My Rating: 3/5
For hundreds of years, the vampire Balthazar has been alone-without allies, without love.
When Balthazar agrees to help Skye Tierney, a human girl who once attended Evernight Academy, he has no idea how dangerous it will be. Skye's newfound psychic powers have caught the attention of Redgrave, the cruel, seductive master vampire responsible for murdering Balthazar and his family four centuries ago. Now Redgrave plans to use Skye's powers for his own evil purposes.
Balthazar will do whatever it takes to stop Redgrave and exact his long-awaited revenge against his killer. As Skye and Balthazar stand together to fight him, they grow closer-first unwillingly, then undeniably. Balthazar realizes his lonely world could finally be changed by her. . . .
This is the fifth and final book in the Evernight series and is the sequel to Evernight, Stargazer, Hourglass and Afterlife.
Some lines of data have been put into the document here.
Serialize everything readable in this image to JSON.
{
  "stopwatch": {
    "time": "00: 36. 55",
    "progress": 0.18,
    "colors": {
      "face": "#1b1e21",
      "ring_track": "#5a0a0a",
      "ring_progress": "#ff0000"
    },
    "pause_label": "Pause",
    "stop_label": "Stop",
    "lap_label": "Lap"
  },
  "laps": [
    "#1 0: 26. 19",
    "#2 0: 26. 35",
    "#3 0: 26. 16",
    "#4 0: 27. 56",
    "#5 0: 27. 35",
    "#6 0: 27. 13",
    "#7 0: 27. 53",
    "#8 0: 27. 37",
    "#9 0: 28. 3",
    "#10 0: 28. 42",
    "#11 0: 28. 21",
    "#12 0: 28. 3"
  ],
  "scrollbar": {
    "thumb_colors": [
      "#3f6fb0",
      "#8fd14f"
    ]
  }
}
As I didn't particularly like Afterlife, I was a little hesitant to read this book as I thought that I may have become tired of this series (as I did read them all back to back).
However, I found the change in narration refreshing. Balthazar is a character that I have felt was underused throughout the series so I loved that he was one of the narrators in this book - it showed a completely different side to him plus more detail of his history.
The series has shown before what life is like for a vampire to fight what they are, but what is different in Balthazar's case is that he has been doing that for centuries.
The other narrator was Skye who was introduced in one of the previous books. I didn't really care for her before but as a narrator she was also really refreshing as I didn't find her as annoying or whiny as Bianca.
I found the whole idea of Skye's blood being able to make vampire relive their memories of human life really intriguing, but once again I felt like this really interesting idea got shoved to the background to make way for the romance, and in the case of this book - the angst.
Skye likes Balthazar, Balthazar likes Skye - but Balthazar is reluctant to break his century long rule of never getting involved with humans. I just felt like this whole concept has been done countless times in YA literature and it just overall came across as immature.
I loved that Charity was back as she is one of my favourite characters. Her relationship with her brother Balthazar is more deeply explored and her hatred of him is validated.
The ending was wrapped up nicely and leaves the door open for potential sequels.